Citation: Antiga E, Maglie R, Quintarelli L, Verdelli A, Bonciani D, Bonciolini V and Caproni M (2019) Dermatitis Herpetiformis: Novel Perspectives. Front. Immunol. 10:1290. doi: 10.3389/fimmu.2019.01290
Received: 01 March 2019; Accepted: 21 May 2019;
Published: 11 June 2019.
Edited by:Takashi Hashimoto, Osaka City University, Japan
Reviewed by:Russell P. Hall, Duke University, United States
Chika Ohata, Kurume University School of Medicine, Japan
Copyright © 2019 Antiga, Maglie, Quintarelli, Verdelli, Bonciani, Bonciolini and Caproni. This is an open-access article distributed under the terms of the Creative Commons Attribution License (CC BY). The use, distribution or reproduction in other forums is permitted, provided the original author(s) and the copyright owner(s) are credited and that the original publication in this journal is cited, in accordance with accepted academic practice. No use, distribution or reproduction is permitted which does not comply with these terms.
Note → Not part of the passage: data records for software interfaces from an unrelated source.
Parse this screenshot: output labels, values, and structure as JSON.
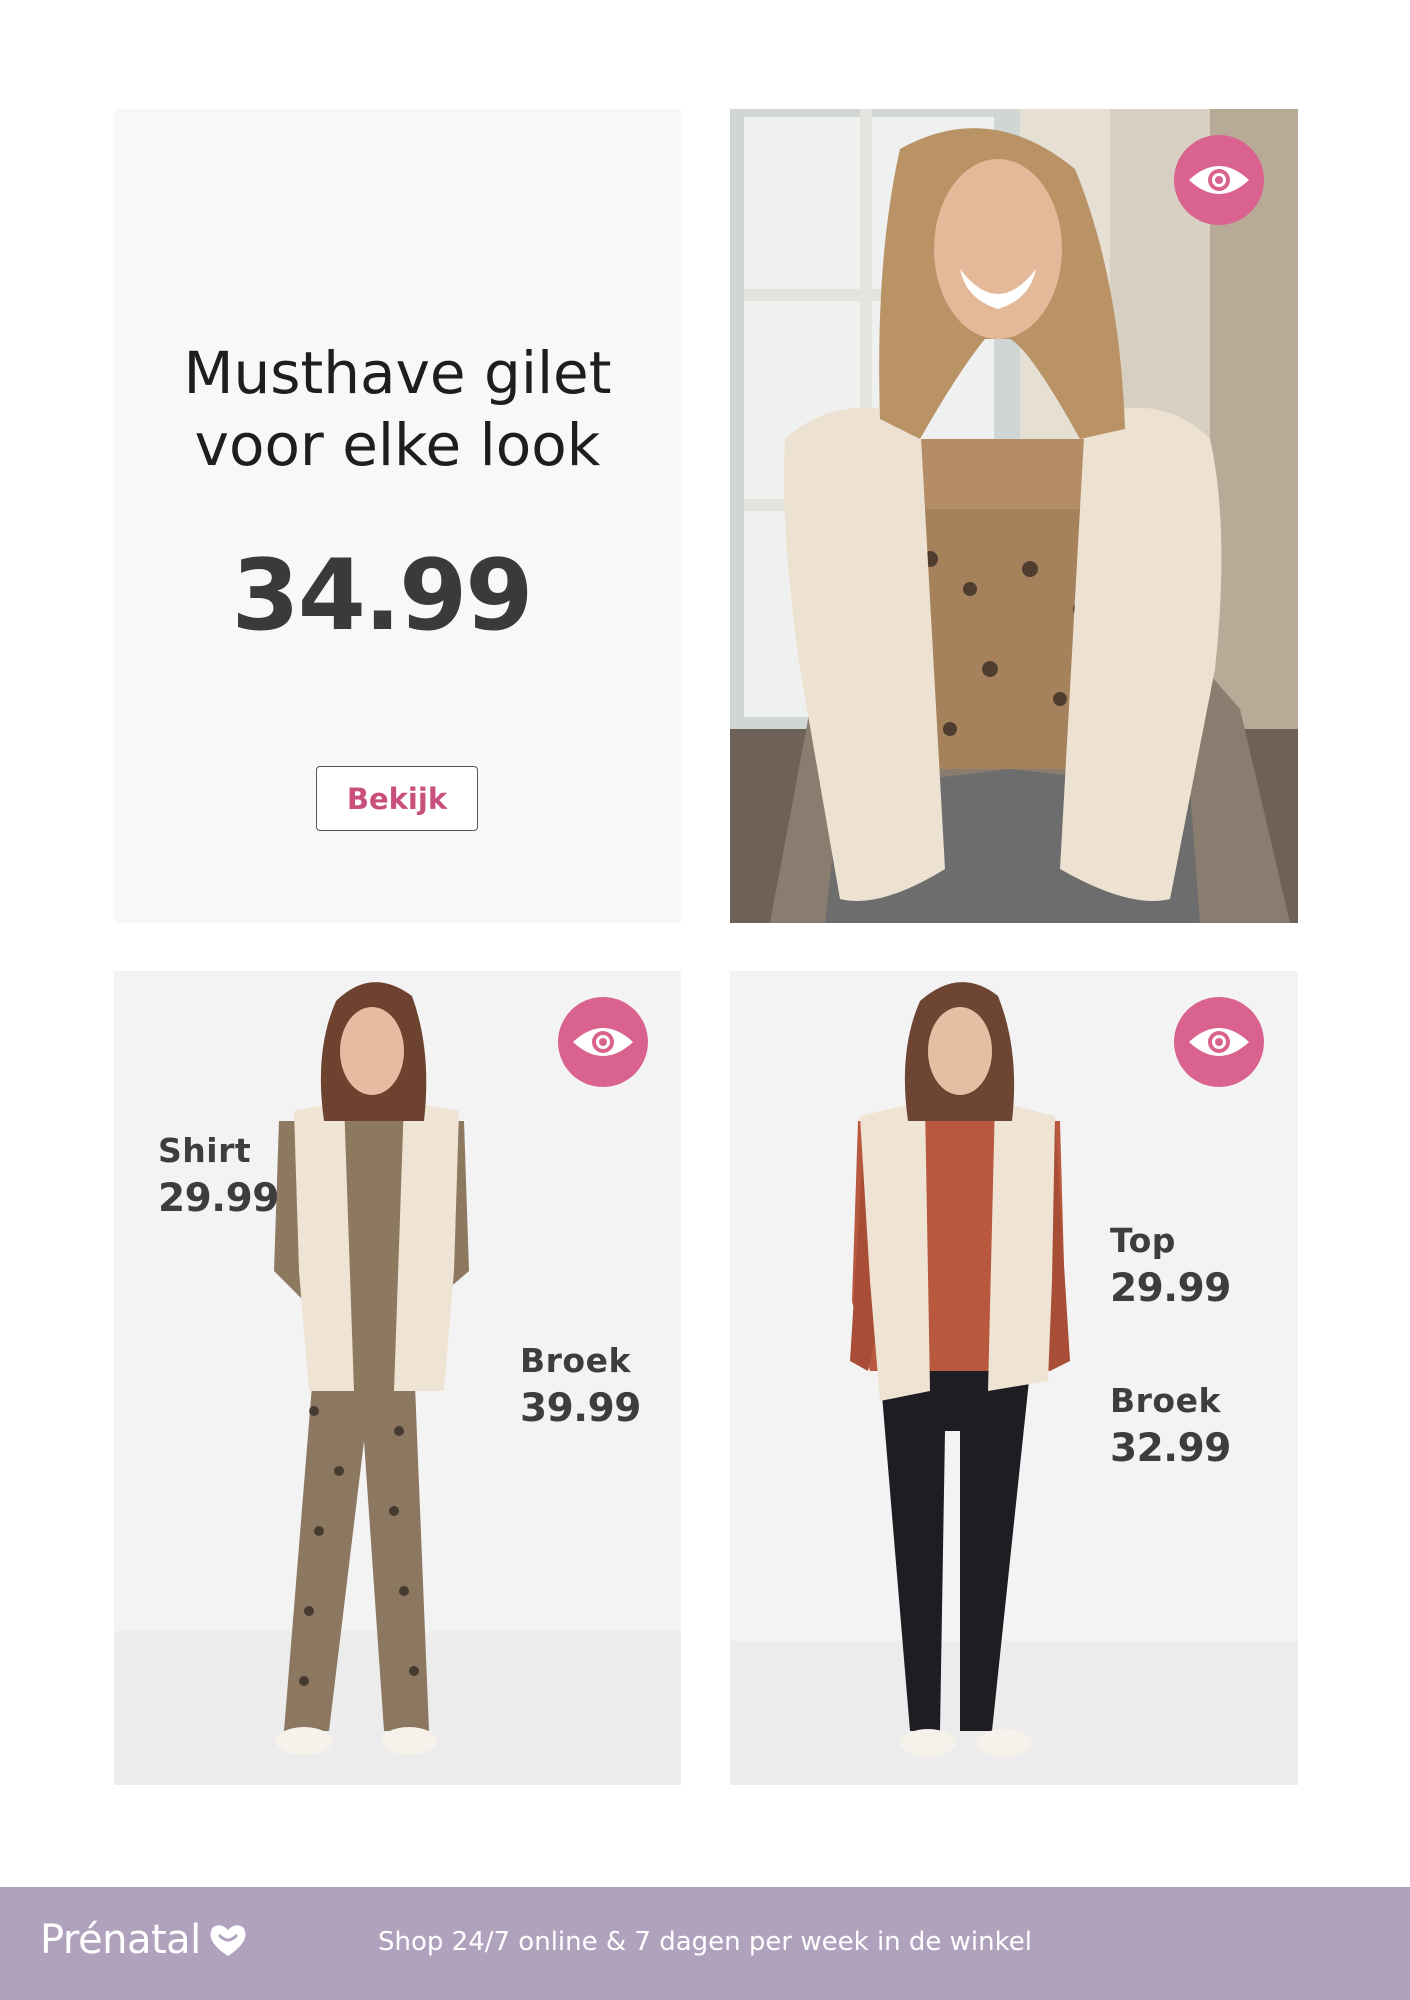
{
  "promo": {
    "headline_line1": "Musthave gilet",
    "headline_line2": "voor elke look",
    "price": "34.99",
    "cta_label": "Bekijk"
  },
  "look_left": {
    "item1": {
      "name": "Shirt",
      "price": "29.99"
    },
    "item2": {
      "name": "Broek",
      "price": "39.99"
    }
  },
  "look_right": {
    "item1": {
      "name": "Top",
      "price": "29.99"
    },
    "item2": {
      "name": "Broek",
      "price": "32.99"
    }
  },
  "footer": {
    "brand": "Prénatal",
    "tagline": "Shop 24/7 online & 7 dagen per week in de winkel"
  },
  "colors": {
    "accent_pink": "#d9628f",
    "cta_text": "#c94f7c",
    "footer_bg": "#b0a1bd"
  },
  "icons": [
    "eye-icon",
    "heart-logo-icon"
  ]
}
†These authors have contributed equally to this work